◆ **Task statement**: Only an exact copy belongs in the answer: the line with "Decode this image" and every line after it through the end of the records, pictures left out.

Available records Block Start

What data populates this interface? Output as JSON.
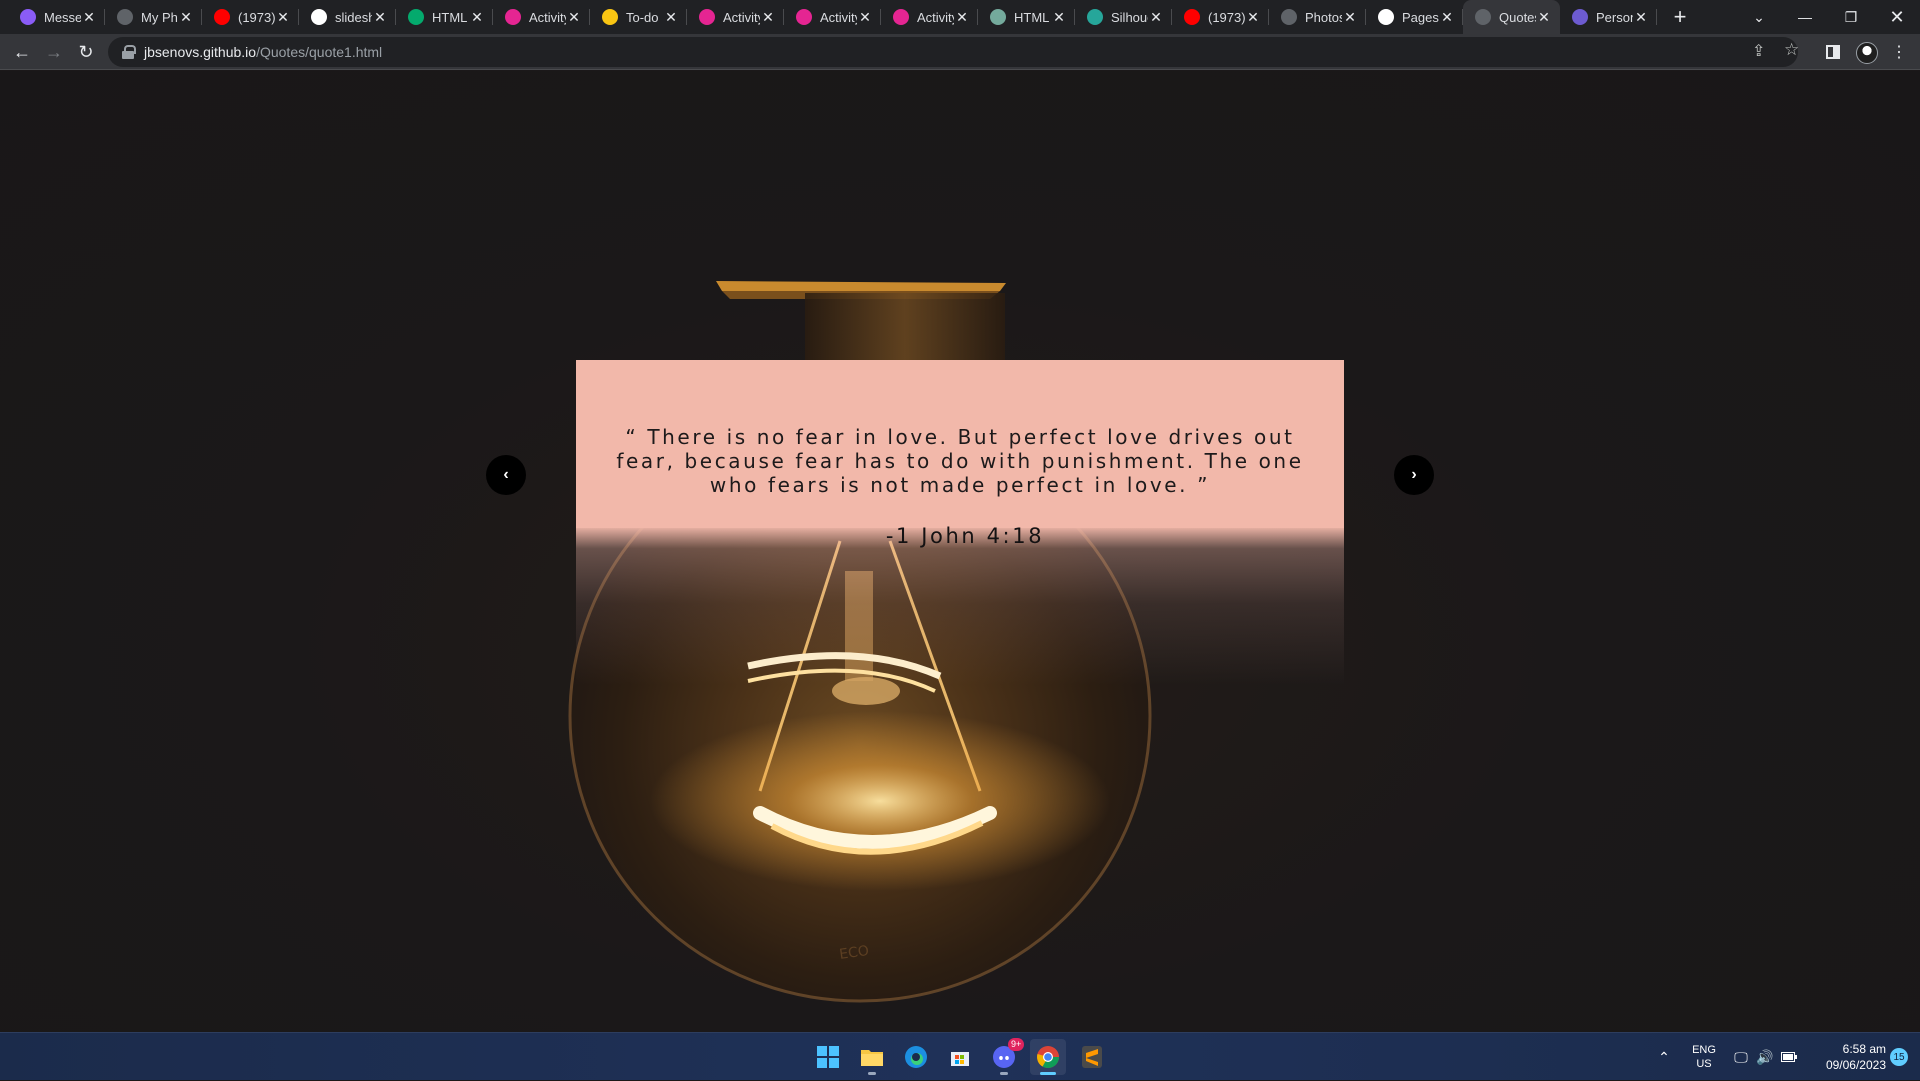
{
  "browser": {
    "tabs": [
      {
        "title": "Messenger",
        "favicon": "messenger-icon",
        "color": "#8a5cf6"
      },
      {
        "title": "My Photos",
        "favicon": "globe-icon",
        "color": "#5f6368"
      },
      {
        "title": "(1973)",
        "favicon": "youtube-icon",
        "color": "#ff0000"
      },
      {
        "title": "slideshow",
        "favicon": "google-icon",
        "color": "#ffffff"
      },
      {
        "title": "HTML",
        "favicon": "w3schools-icon",
        "color": "#04aa6d"
      },
      {
        "title": "Activity",
        "favicon": "classroom-icon",
        "color": "#e52592"
      },
      {
        "title": "To-do",
        "favicon": "classroom-icon",
        "color": "#f9c513"
      },
      {
        "title": "Activity",
        "favicon": "classroom-icon",
        "color": "#e52592"
      },
      {
        "title": "Activity",
        "favicon": "classroom-icon",
        "color": "#e52592"
      },
      {
        "title": "Activity",
        "favicon": "classroom-icon",
        "color": "#e52592"
      },
      {
        "title": "HTML",
        "favicon": "openai-icon",
        "color": "#74aa9c"
      },
      {
        "title": "Silhouette",
        "favicon": "doc-icon",
        "color": "#26a69a"
      },
      {
        "title": "(1973)",
        "favicon": "youtube-icon",
        "color": "#ff0000"
      },
      {
        "title": "Photos",
        "favicon": "globe-icon",
        "color": "#5f6368"
      },
      {
        "title": "Pages",
        "favicon": "github-icon",
        "color": "#ffffff"
      },
      {
        "title": "Quotes",
        "favicon": "globe-icon",
        "color": "#5f6368",
        "active": true
      },
      {
        "title": "Personal",
        "favicon": "portfolio-icon",
        "color": "#6d5bd0"
      }
    ],
    "url_host": "jbsenovs.github.io",
    "url_path": "/Quotes/quote1.html"
  },
  "quote": {
    "text": "“ There is no fear in love. But perfect love drives out fear, because fear has to do with punishment. The one who fears is not made perfect in love. ”",
    "author": "-1 John 4:18",
    "prev_label": "‹",
    "next_label": "›"
  },
  "taskbar": {
    "apps": [
      "start",
      "file-explorer",
      "edge",
      "microsoft-store",
      "discord",
      "chrome",
      "sublime-text"
    ],
    "discord_badge": "9+",
    "lang_top": "ENG",
    "lang_bottom": "US",
    "time": "6:58 am",
    "date": "09/06/2023",
    "notification_count": "15"
  }
}
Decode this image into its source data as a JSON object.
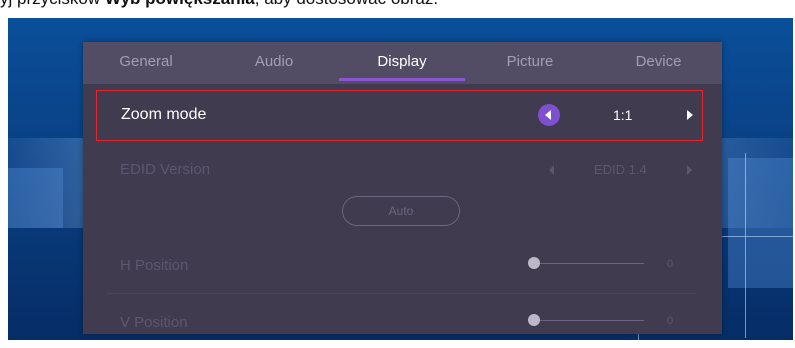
{
  "caption": {
    "prefix": "yj przycisków ",
    "bold": "Wyb powiększania",
    "suffix": ", aby dostosować obraz."
  },
  "tabs": [
    {
      "label": "General"
    },
    {
      "label": "Audio"
    },
    {
      "label": "Display",
      "active": true
    },
    {
      "label": "Picture"
    },
    {
      "label": "Device"
    }
  ],
  "settings": {
    "zoom_mode": {
      "label": "Zoom mode",
      "value": "1:1"
    },
    "edid_version": {
      "label": "EDID Version",
      "value": "EDID 1.4"
    },
    "auto_button": {
      "label": "Auto"
    },
    "h_position": {
      "label": "H Position",
      "value": "0",
      "level": 0
    },
    "v_position": {
      "label": "V Position",
      "value": "0",
      "level": 0
    }
  },
  "colors": {
    "panel_bg": "#403b4e",
    "tab_bar_bg": "#524c64",
    "accent": "#8a56d0",
    "highlight_border": "#e5252a",
    "disabled_text": "#5c5670"
  },
  "icons": [
    "left-arrow-circle-icon",
    "right-arrow-icon",
    "slider-knob"
  ]
}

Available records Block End

◆ **Completed exercise**:
Decode this image into its source data as a JSON object.
{
  "caption": {
    "prefix": "yj przycisków ",
    "bold": "Wyb powiększania",
    "suffix": ", aby dostosować obraz."
  },
  "tabs": [
    {
      "label": "General"
    },
    {
      "label": "Audio"
    },
    {
      "label": "Display",
      "active": true
    },
    {
      "label": "Picture"
    },
    {
      "label": "Device"
    }
  ],
  "settings": {
    "zoom_mode": {
      "label": "Zoom mode",
      "value": "1:1"
    },
    "edid_version": {
      "label": "EDID Version",
      "value": "EDID 1.4"
    },
    "auto_button": {
      "label": "Auto"
    },
    "h_position": {
      "label": "H Position",
      "value": "0",
      "level": 0
    },
    "v_position": {
      "label": "V Position",
      "value": "0",
      "level": 0
    }
  },
  "colors": {
    "panel_bg": "#403b4e",
    "tab_bar_bg": "#524c64",
    "accent": "#8a56d0",
    "highlight_border": "#e5252a",
    "disabled_text": "#5c5670"
  },
  "icons": [
    "left-arrow-circle-icon",
    "right-arrow-icon",
    "slider-knob"
  ]
}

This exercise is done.